Women's gymnastics preview
Douglas performed as an exhibition-only gymnast at the American Cup invitational event in New York in March and performed routines that might have won her the competition had they been judged. Her ascent continued at the national championships in June, where she placed second all-around, and then at the U.S. trials in San Jose, Calif., where held off celebrated teammate Jordyn Wieber for first place. Douglas is a crowd favorite, with an effusive personality and seeming capacity to fly across the gym. Bars are her best event, and in addition to being one of the favorites in the all-around competition, the gymnast known as The Flying Squirrel should contend for gold there, too.
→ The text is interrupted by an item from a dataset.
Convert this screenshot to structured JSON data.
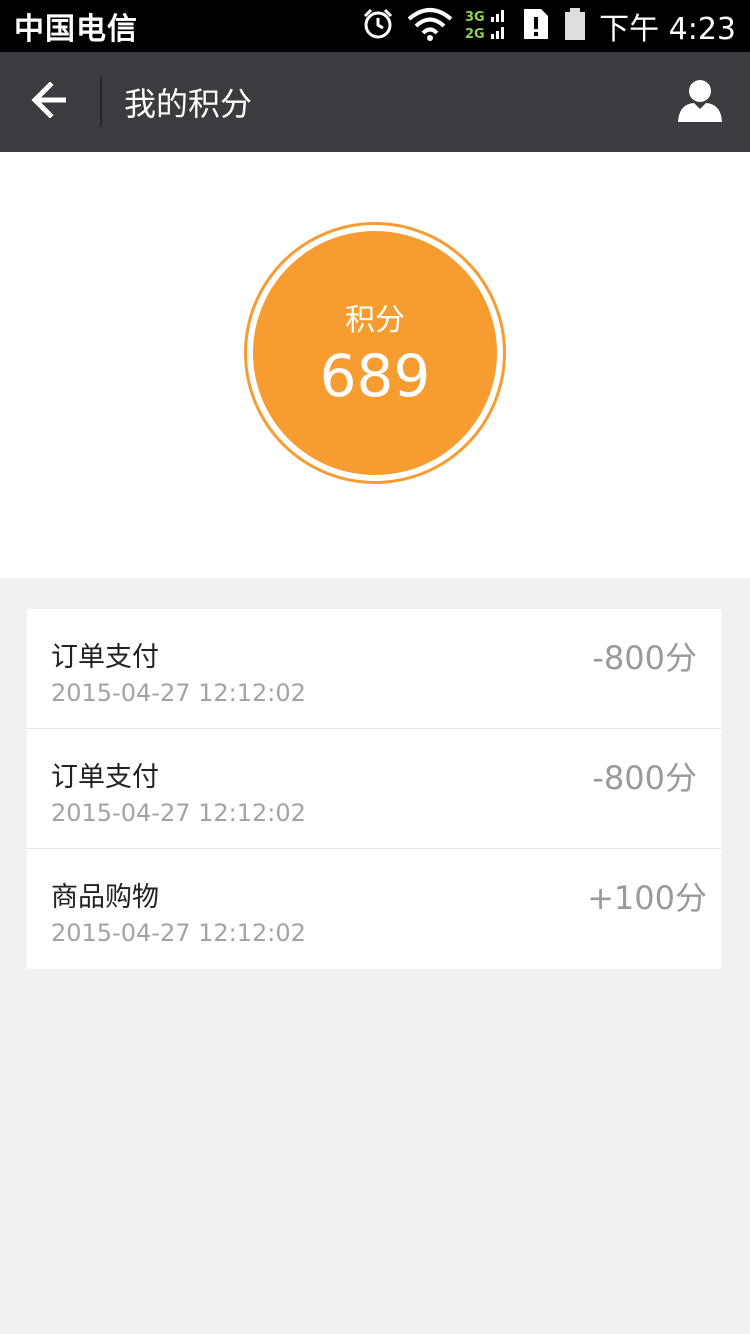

At 16, she is still relatively unproven internationally and would be trying to win her first international all-around crown.
This is the strongest women's gymnastics team the United States has ever sent to an Olympics. Consider this: The U.S. team could walk away with gold medals in two individual apparatus events that Douglas and Wieber won't even compete in. The world champion on vault, McKayla Maroney is a favorite to win that event again in London. Vault finalists must actually throw two different vaults in the events finals and Maroney is one of the few who can stick a pair of vaults that score in the 16s with regularity. In addition, Brazil's Jade Barbosa, one of the likely contenders for a vault medal, was left off her Olympic team because of a sponsor controversy. After winning a bronze at the Tokyo worlds, Aly Raisman has upgraded her rock-solid tumbling and will be among the favorites to win the floor exercise event in London.
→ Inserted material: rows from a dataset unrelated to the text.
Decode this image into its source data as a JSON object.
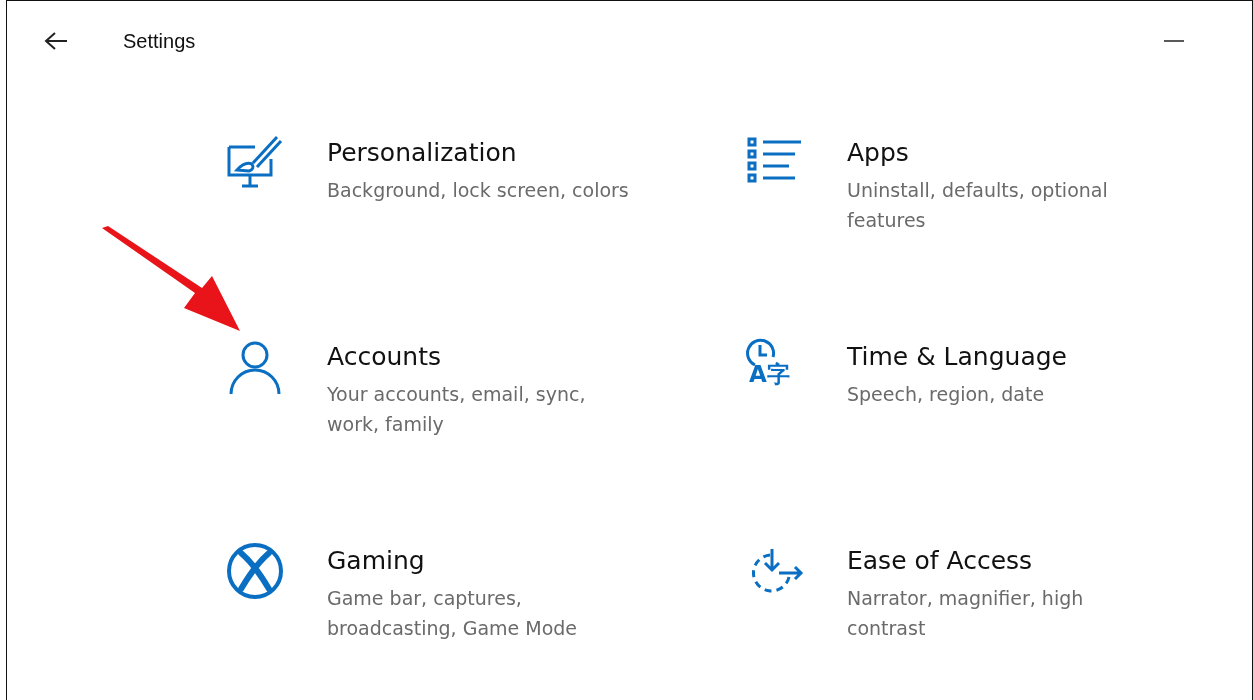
{
  "window": {
    "title": "Settings"
  },
  "categories": [
    {
      "kind": "personalization",
      "title": "Personalization",
      "description": "Background, lock screen, colors"
    },
    {
      "kind": "apps",
      "title": "Apps",
      "description": "Uninstall, defaults, optional features"
    },
    {
      "kind": "accounts",
      "title": "Accounts",
      "description": "Your accounts, email, sync, work, family"
    },
    {
      "kind": "time",
      "title": "Time & Language",
      "description": "Speech, region, date",
      "icon_text": "A字"
    },
    {
      "kind": "gaming",
      "title": "Gaming",
      "description": "Game bar, captures, broadcasting, Game Mode"
    },
    {
      "kind": "ease",
      "title": "Ease of Access",
      "description": "Narrator, magnifier, high contrast"
    }
  ]
}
The U.S. and Russian gymnasts will likely fight for the top places in both the team and all-around competitions, leaving traditionally strong teams from Romania and China fighting to earn their share of the spoils. All-around bronze medalist Yao Jinnan and Sui Lu, the world champ on the balance beam, highlight China's team. Catalina Ponor and Larisa Lordache lead the Romanians.
Consider measuring the ages of gymnasts in puppy or kitten years. An 18-year-old woman is probably a seasoned veteran with some national titles, a trip to regional and world championships and more than her share of bumps and bruises behind her. A 20-year-old might as well start collecting social security, given the accelerated timeframe and toll the sport takes on a young body. Now imagine a woman twice the age of her rivals challenging for a medal. Impossible? Not if you're Oksana Chusovitina, the Soviet-born, Uzbek-reared German who enters the Olympics as the reigning silver medalist on the vault competition. She is 37-years-old. No, it's not a misprint. Thirty-seven. When she won her first world title on floor in 1991, most of her competitors weren't even born. Chusovitina changed citizenship and began representing Germany in 2006, having moved there to obtain medical treatment for her son, who has leukemia.
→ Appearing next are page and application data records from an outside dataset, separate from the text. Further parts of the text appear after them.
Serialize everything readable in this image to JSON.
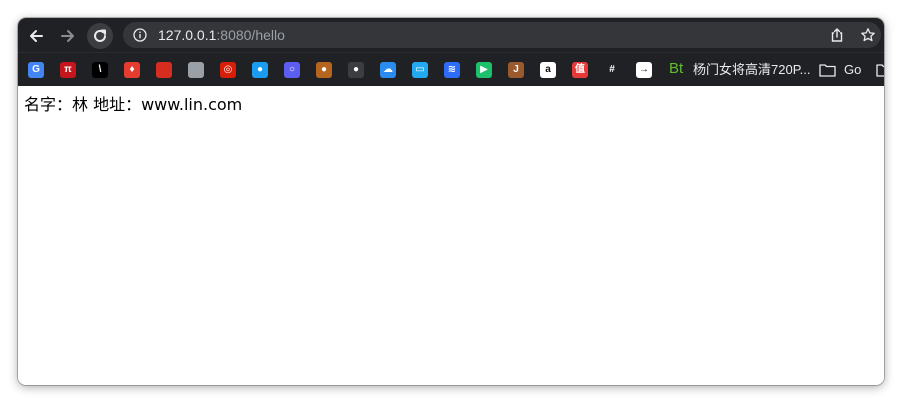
{
  "browser": {
    "url_host": "127.0.0.1",
    "url_rest": ":8080/hello"
  },
  "bookmarks": {
    "items": [
      {
        "icon": "google-translate-icon",
        "color": "#4285f4",
        "glyph": "G"
      },
      {
        "icon": "pi-icon",
        "color": "#c4161c",
        "glyph": "π"
      },
      {
        "icon": "vercel-icon",
        "color": "#000000",
        "glyph": "\\"
      },
      {
        "icon": "mario-icon",
        "color": "#e63c2f",
        "glyph": "♦"
      },
      {
        "icon": "apple-red-icon",
        "color": "#d62d20",
        "glyph": ""
      },
      {
        "icon": "apple-icon",
        "color": "#9aa0a6",
        "glyph": ""
      },
      {
        "icon": "netease-music-icon",
        "color": "#d81e06",
        "glyph": "◎"
      },
      {
        "icon": "location-pin-icon",
        "color": "#1a9cf0",
        "glyph": "●"
      },
      {
        "icon": "circle-app-icon",
        "color": "#5b5ef0",
        "glyph": "○"
      },
      {
        "icon": "acorn-icon",
        "color": "#b5651d",
        "glyph": "●"
      },
      {
        "icon": "github-icon",
        "color": "#3c3d41",
        "glyph": "●"
      },
      {
        "icon": "cloud-icon",
        "color": "#2b8cf0",
        "glyph": "☁"
      },
      {
        "icon": "bilibili-icon",
        "color": "#23a9f2",
        "glyph": "▭"
      },
      {
        "icon": "layers-icon",
        "color": "#2d6cf6",
        "glyph": "≋"
      },
      {
        "icon": "play-icon",
        "color": "#1ec16b",
        "glyph": "▶"
      },
      {
        "icon": "j-icon",
        "color": "#9b5a2e",
        "glyph": "J"
      },
      {
        "icon": "amazon-icon",
        "color": "#ffffff",
        "glyph": "a"
      },
      {
        "icon": "zhi-icon",
        "color": "#e8393a",
        "glyph": "值"
      },
      {
        "icon": "slack-icon",
        "color": "#202124",
        "glyph": "#"
      },
      {
        "icon": "arrow-box-icon",
        "color": "#ffffff",
        "glyph": "→"
      }
    ],
    "bt_label": "Bt",
    "bt_color": "#5fbf2f",
    "video_label": "杨门女将高清720P...",
    "folder_label": "Go"
  },
  "page": {
    "text": "名字：林 地址：www.lin.com"
  }
}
Remember the sight of U.S. coach Bela Karolyi carrying an injured Kerri Strug up to the medal podium at the Atlanta Games in 1996? That was the last year the U.S. women, known then as the Mag 7, won team gold at an Olympics. That cannot happen again this year. Why? The roster of gymnasts competing on each team was systematically trimmed down to six and now five. Each team may use three gymnasts on each apparatus in the team final. When coaches select their Olympic teams, they are likely to combine all-arounders who are good on all events with specialists who can boost the team score on weaker events and may even be good enough in their specialties to contend for apparatus medals.